[Record set — start]

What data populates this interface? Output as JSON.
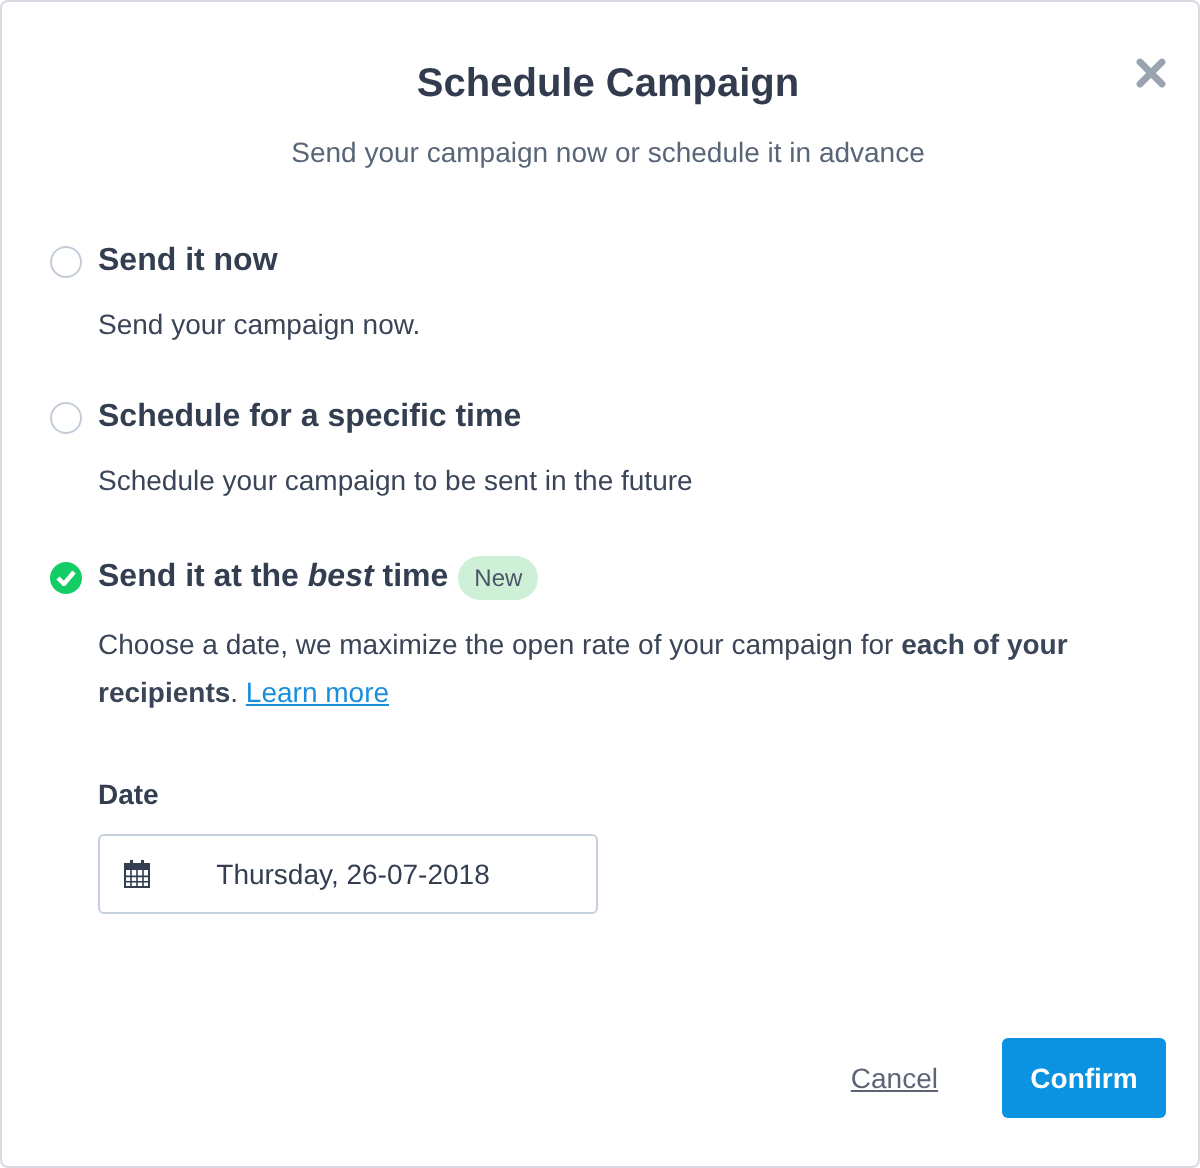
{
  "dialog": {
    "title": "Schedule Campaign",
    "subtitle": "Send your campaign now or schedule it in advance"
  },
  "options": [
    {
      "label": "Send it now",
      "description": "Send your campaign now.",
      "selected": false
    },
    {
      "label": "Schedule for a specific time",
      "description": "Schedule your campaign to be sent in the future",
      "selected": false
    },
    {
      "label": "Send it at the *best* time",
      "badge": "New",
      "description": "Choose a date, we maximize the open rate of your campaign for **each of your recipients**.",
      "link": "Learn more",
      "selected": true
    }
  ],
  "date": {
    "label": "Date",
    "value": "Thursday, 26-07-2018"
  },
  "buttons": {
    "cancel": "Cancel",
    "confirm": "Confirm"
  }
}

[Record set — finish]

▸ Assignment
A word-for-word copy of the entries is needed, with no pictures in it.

▸ Answer section
What data populates this interface? Output as JSON.
{
  "dialog": {
    "title": "Schedule Campaign",
    "subtitle": "Send your campaign now or schedule it in advance"
  },
  "options": [
    {
      "label": "Send it now",
      "description": "Send your campaign now.",
      "selected": false
    },
    {
      "label": "Schedule for a specific time",
      "description": "Schedule your campaign to be sent in the future",
      "selected": false
    },
    {
      "label": "Send it at the *best* time",
      "badge": "New",
      "description": "Choose a date, we maximize the open rate of your campaign for **each of your recipients**.",
      "link": "Learn more",
      "selected": true
    }
  ],
  "date": {
    "label": "Date",
    "value": "Thursday, 26-07-2018"
  },
  "buttons": {
    "cancel": "Cancel",
    "confirm": "Confirm"
  }
}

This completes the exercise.